Acidobacteria, Actinobacteria, Aquabacterium, Bacillus (bacteria), Chloroflexi, Flavobacterium, Massilia, Pseudomonas, Sphingomonas, Sporacetigenium, ammonia monooxygenase, ammonium, aquatic ecosystems, bacterial communities, carbon, community structure, denitrification, denitrifying microorganisms, estradiol, eutrophication, genes, greenhouse gas emissions, hydroxylamine, lakes, nitrate reductase, nitrates, nitric oxide, nitrification, nitrite reductase, nitrogen, nitrogen cycle, nitrous oxide, nitrous oxide production, nitrous-oxide reductase, ribosomal RNA, sediments, sequence analysis
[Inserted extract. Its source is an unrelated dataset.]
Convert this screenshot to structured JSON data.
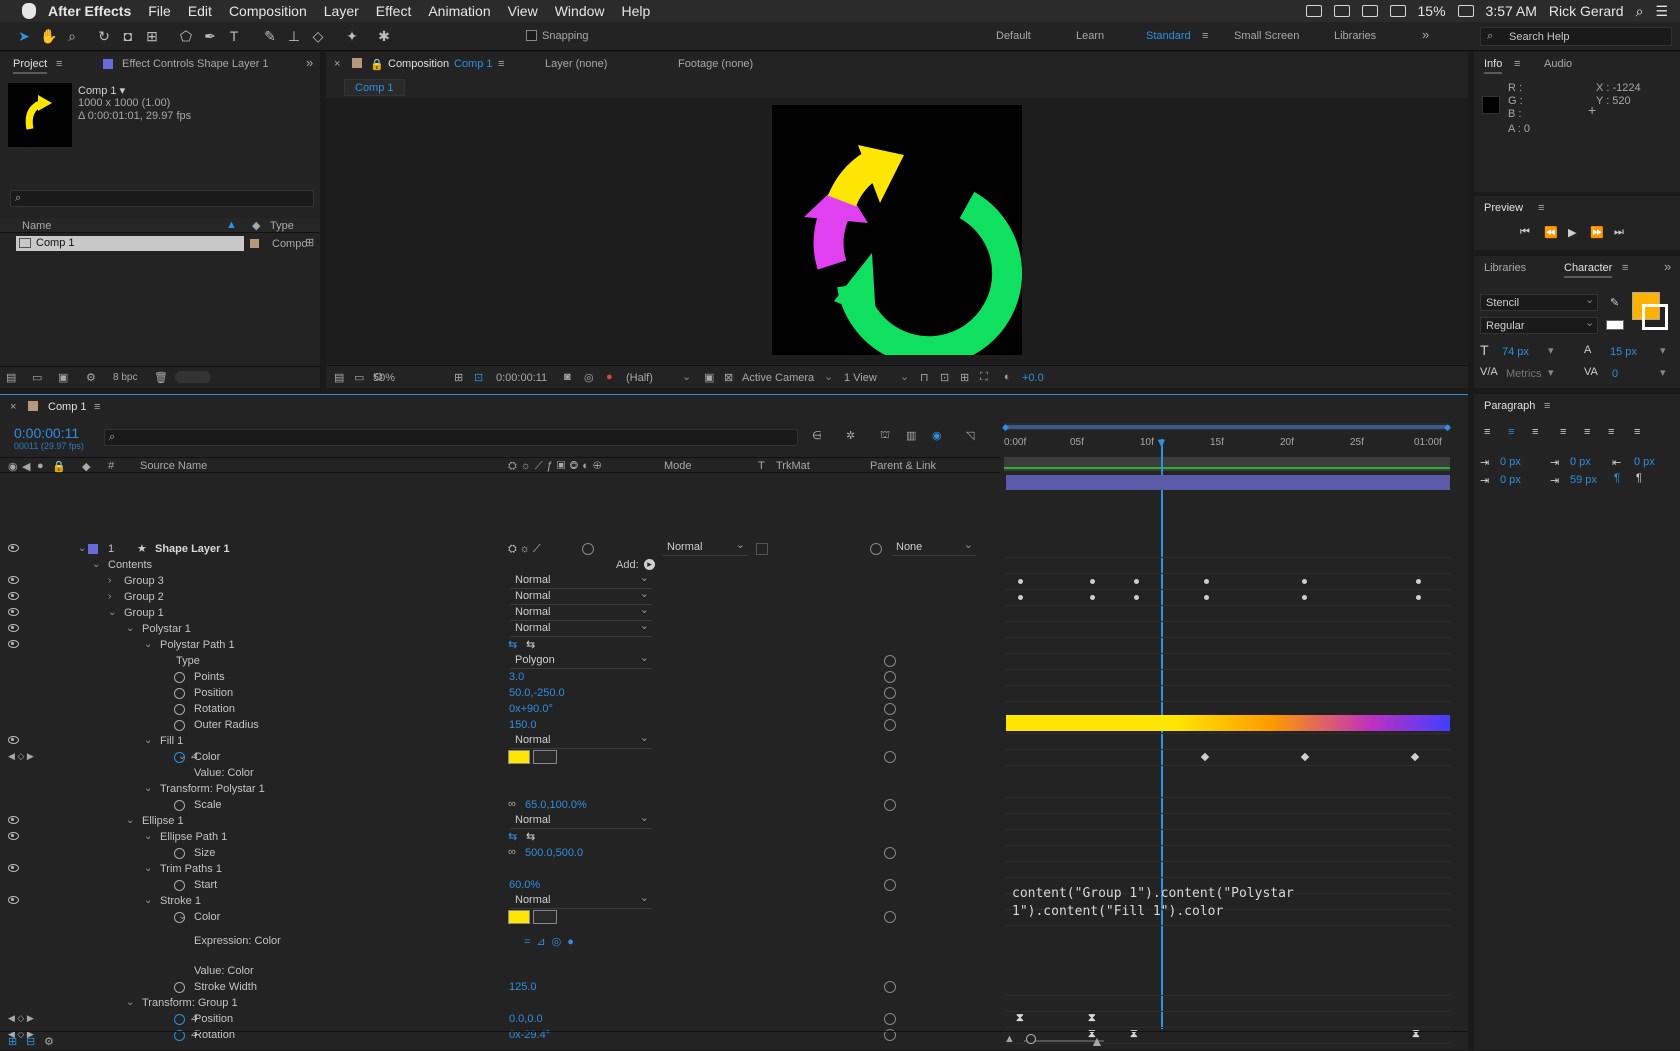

Excessive nitrogen (N) input is one of the most important causative factors of lake eutrophication, which has aroused increasing public attention in past decades. Estrogen contamination is also an increasing environmental problem in aquatic systems around the world. Although both substances usually co-exist in aquatic ecosystems, many researches have only investigated the influences of either N or estrogen individually on sediment bacterial community and nitrous oxide (N2O) emission. Knowledge regarding the combined effects of N and estrogen is still very limited. In this study, a 30-day laboratory incubation experiment was performed to examine the impacts of different N sources (ammonium and nitrate) combined with 17β-estradiol (E2) on sediment bacterial community. High-throughput 16S rRNA gene sequencing technique was used and N2O emission was measured. The results revealed that the relative abundances of Proteobacteria and Bacteroidetes were higher in nitrate treatment than ammonium treatment. Compared to N treatments, N and E2 combined treatments showed higher relative abundances of Proteobacteria, Bacteroidetes, and Firmicutes, but lower relative abundances of Chloroflexi, Acidobacteria, and Actinobacteria over entire incubation period. At the genus level, the relative abundances of genera Flavobacterium, Pseudomonas, Arenimonas, Novosphingobium, Massilia, Aquabacterium, and Bacillus were enhanced by N treatments and especially N and E2 combined treatments, compared to sediment without addition of N and E2. However, the relative abundances of Sporacetigenium, Gaiella, Desulfatiglans, Nitrospira, and Haliangium were decreased in N treatments. Apart from the changes in bacterial community structure, N2O emission was also influenced by different treatments. Nitrate exerted a more significant positive effect on N2O emission than ammonium, and the cumulative emission of N2O was highest in nitrate and E2 combined treatment. Very low abundances of ammonia monooxygenase (amoA) gene and hydroxylamine oxidase (hao) gene were observed in sediments compared to other genes involved in N cycles (such as nitrate reductase (narG and napA) genes, nitrite reductase (nirB, nirK, and nrfA) genes, and nitric oxide reductase (norB) gene), implying that denitrification rather than nitrification played an important role in sediments. The abundances of napA, nirK, and norB were higher in N and E2 combined treatments, indicating that E2 might provide a carbon source for denitrifiers. Moreover, decrease in the abundance of nitrous oxide reductase (nosZ) gene during the denitrifying process in N and E2 combined treatment might be an important reason for increases of N2O emission. These results indicated that alterations of the bacterial community structure due to the co-existence of N and E2 could also change the abundances of genes involved in N cycle.